Art and science collide at the Louvre in Paris where a particle accelerator is being used to research paintings and objects in the Museum’s collections.
The world’s only particle accelerator solely dedicated to investigating art, the accelerator measures 37m in length and is located deep below the Louvre. Switched on for the first time on Thursday (23 November) it enables researchers to analyse the chemical makeup of artworks without damaging them or the need for samples.
An earlier version of the accelerator built in 1988 was used sparingly by researchers because of concerns that its particle beam might change the colours of the artworks. While the old version could only be used between 8-10 hours a day there is no limit to how long the new accelerator, known as Aglae, can be used for.

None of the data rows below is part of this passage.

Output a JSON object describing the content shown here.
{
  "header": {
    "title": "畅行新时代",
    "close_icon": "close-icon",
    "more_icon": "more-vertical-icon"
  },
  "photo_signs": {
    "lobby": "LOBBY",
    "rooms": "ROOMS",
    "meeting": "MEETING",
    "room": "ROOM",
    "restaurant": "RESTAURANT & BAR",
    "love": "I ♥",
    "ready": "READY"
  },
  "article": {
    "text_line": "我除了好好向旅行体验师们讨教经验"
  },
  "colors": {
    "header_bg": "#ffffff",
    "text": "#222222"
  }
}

The Centre for Research and Restoration of the Museum of France (C2RMF) paid £1.8million to upgrade to the latest version of the accelerator. Among the first objects tested by Aglae were Roman votive statues of the household gods, the Lares. Bombarded with helium and hydrogen atoms travelling at speeds of between 20,000 to 30,000 kilometres (12,400 to 18,600 milers) per second the statues emitted radiation. When analysed, the radiation revealed their chemical composition.
Experts plan to use Aglae routinely to study artworks and objects made from organic materials and assist with their authentication.